_PROBLEM_. Scan the listing for the word "meta" and give the number of lines where it appears, with no other text.
★ ★ ★
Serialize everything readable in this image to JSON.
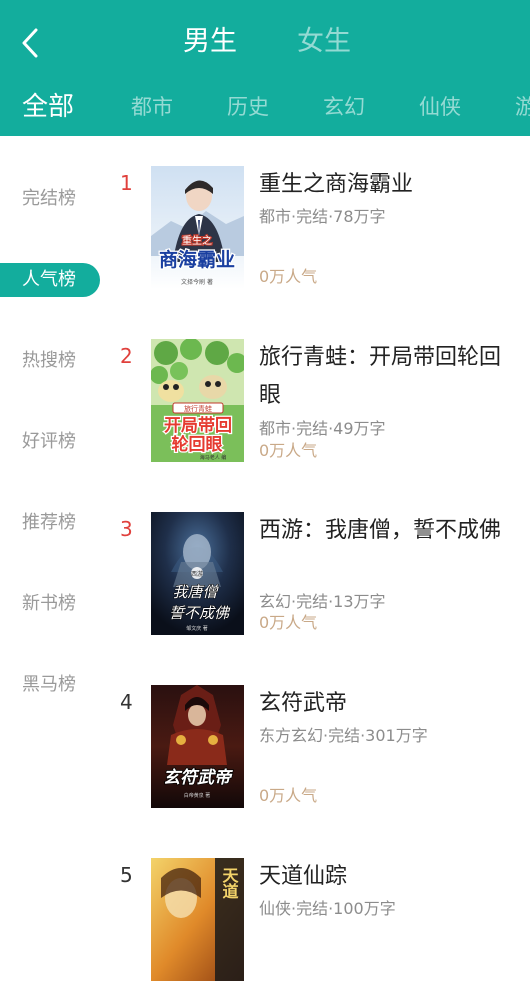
{
  "header": {
    "gender_tabs": [
      "男生",
      "女生"
    ],
    "category_tabs": [
      "全部",
      "都市",
      "历史",
      "玄幻",
      "仙侠",
      "游"
    ]
  },
  "sidebar": {
    "items": [
      "完结榜",
      "人气榜",
      "热搜榜",
      "好评榜",
      "推荐榜",
      "新书榜",
      "黑马榜"
    ],
    "active": "人气榜"
  },
  "books": [
    {
      "rank": "1",
      "title": "重生之商海霸业",
      "meta": "都市·完结·78万字",
      "popularity": "0万人气"
    },
    {
      "rank": "2",
      "title": "旅行青蛙：开局带回轮回眼",
      "meta": "都市·完结·49万字",
      "popularity": "0万人气"
    },
    {
      "rank": "3",
      "title": "西游：我唐僧，誓不成佛",
      "meta": "玄幻·完结·13万字",
      "popularity": "0万人气"
    },
    {
      "rank": "4",
      "title": "玄符武帝",
      "meta": "东方玄幻·完结·301万字",
      "popularity": "0万人气"
    },
    {
      "rank": "5",
      "title": "天道仙踪",
      "meta": "仙侠·完结·100万字",
      "popularity": ""
    }
  ],
  "covers": [
    {
      "text_line1": "重生之",
      "text_line2": "商海霸业",
      "author": "文择今刷 著"
    },
    {
      "text_line1": "旅行青蛙",
      "text_line2": "开局带回",
      "text_line3": "轮回眼",
      "author": "海马老人 编"
    },
    {
      "text_line1": "西游",
      "text_line2": "我唐僧",
      "text_line3": "誓不成佛",
      "author": "邹文庆 著"
    },
    {
      "text_line1": "玄符武帝",
      "author": "白帝黄泉 著"
    },
    {
      "text_line1": "天道"
    }
  ],
  "colors": {
    "accent": "#13ad9d",
    "rank_top": "#e0403c",
    "popularity": "#c9a988"
  },
  "icons": {
    "back": "chevron-left-icon"
  }
}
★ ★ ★
_RESULT FOR THIS EXERCISE_. 5